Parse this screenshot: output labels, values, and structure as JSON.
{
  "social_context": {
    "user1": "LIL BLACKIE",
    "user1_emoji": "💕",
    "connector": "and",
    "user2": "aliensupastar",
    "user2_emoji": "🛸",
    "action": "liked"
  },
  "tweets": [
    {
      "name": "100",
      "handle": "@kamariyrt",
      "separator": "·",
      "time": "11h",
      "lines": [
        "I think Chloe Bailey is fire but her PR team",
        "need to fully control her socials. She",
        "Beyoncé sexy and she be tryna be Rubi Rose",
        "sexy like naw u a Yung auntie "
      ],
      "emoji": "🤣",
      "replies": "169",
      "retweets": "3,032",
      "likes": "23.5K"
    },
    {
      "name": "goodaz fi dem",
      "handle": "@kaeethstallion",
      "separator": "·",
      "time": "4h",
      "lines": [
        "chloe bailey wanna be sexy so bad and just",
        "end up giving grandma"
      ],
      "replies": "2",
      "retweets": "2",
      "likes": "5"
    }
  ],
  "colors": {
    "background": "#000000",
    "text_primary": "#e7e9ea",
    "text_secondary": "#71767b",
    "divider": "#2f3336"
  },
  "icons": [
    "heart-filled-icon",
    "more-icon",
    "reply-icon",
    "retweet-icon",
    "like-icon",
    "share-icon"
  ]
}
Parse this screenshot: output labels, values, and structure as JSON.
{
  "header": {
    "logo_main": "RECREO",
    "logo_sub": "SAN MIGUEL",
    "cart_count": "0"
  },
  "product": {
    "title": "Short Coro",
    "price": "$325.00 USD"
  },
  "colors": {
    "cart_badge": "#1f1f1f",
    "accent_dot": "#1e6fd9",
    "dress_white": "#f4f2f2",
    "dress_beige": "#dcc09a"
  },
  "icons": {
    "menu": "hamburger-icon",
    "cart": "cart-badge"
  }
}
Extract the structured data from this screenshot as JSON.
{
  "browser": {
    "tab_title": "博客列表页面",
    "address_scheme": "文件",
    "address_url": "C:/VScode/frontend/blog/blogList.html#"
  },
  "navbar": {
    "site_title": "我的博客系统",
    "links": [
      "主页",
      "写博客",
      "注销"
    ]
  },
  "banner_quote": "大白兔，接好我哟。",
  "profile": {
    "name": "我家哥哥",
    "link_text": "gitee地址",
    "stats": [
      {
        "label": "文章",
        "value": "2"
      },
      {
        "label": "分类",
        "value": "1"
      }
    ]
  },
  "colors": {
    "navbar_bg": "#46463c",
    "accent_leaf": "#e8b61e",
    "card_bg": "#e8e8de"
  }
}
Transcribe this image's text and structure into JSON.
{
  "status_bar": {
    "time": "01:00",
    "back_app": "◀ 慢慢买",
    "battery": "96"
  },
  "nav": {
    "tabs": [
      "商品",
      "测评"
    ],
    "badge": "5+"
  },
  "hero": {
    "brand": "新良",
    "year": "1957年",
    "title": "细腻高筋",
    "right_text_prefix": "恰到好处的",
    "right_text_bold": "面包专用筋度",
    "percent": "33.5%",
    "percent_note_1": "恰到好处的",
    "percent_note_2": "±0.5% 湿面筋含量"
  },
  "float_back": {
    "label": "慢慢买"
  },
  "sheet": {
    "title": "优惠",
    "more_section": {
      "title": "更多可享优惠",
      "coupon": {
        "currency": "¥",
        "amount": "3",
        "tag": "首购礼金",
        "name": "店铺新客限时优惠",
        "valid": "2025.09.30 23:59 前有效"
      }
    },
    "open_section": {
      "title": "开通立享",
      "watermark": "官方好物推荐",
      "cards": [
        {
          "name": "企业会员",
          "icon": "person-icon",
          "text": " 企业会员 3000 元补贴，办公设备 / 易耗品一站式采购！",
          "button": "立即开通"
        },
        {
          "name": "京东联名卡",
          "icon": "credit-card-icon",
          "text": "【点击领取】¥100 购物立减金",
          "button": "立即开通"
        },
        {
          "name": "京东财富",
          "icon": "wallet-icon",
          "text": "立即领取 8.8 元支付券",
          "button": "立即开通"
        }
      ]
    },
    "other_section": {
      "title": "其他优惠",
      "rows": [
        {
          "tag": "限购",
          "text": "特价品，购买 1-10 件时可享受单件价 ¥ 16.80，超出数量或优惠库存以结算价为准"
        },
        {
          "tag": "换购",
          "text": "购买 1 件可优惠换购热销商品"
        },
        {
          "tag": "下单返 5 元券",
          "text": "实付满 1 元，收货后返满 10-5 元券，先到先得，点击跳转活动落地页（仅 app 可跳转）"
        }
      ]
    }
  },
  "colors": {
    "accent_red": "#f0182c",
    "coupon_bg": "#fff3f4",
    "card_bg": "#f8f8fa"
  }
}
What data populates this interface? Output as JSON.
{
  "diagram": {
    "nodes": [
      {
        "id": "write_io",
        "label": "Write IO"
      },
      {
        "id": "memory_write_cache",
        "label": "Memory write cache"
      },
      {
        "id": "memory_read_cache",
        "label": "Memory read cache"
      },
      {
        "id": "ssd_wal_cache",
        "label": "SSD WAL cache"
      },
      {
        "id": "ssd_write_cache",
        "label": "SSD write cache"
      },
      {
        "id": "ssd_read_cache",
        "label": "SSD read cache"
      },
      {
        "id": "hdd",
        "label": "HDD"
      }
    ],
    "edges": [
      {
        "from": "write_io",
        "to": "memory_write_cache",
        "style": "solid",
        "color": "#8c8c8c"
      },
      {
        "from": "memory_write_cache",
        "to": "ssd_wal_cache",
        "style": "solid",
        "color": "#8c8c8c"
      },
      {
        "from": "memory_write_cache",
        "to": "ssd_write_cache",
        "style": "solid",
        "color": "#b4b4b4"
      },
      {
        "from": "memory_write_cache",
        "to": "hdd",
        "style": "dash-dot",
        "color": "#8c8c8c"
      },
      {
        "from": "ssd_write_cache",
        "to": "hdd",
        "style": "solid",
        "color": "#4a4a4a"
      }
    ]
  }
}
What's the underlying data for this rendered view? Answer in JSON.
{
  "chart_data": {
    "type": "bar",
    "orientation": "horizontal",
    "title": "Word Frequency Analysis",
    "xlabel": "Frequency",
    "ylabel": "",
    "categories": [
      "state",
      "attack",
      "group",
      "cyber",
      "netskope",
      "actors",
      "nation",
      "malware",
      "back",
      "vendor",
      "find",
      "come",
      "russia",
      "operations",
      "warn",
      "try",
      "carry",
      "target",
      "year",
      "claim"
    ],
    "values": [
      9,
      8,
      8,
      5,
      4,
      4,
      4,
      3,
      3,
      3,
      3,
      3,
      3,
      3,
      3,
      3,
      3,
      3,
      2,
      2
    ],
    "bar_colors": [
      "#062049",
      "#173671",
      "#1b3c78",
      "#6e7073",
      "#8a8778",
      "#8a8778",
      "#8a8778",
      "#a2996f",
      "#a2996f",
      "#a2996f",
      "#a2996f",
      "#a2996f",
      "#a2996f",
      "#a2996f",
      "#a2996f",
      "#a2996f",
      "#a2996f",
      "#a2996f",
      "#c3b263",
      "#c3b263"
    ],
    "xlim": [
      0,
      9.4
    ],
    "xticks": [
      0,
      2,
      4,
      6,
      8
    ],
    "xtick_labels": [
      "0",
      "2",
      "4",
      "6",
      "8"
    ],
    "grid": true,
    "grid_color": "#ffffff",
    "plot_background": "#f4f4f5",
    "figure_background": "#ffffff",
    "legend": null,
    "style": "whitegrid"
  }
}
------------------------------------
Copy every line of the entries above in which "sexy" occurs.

        "Beyoncé sexy and she be tryna be Rubi Rose",
        "sexy like naw u a Yung auntie "
        "chloe bailey wanna be sexy so bad and just",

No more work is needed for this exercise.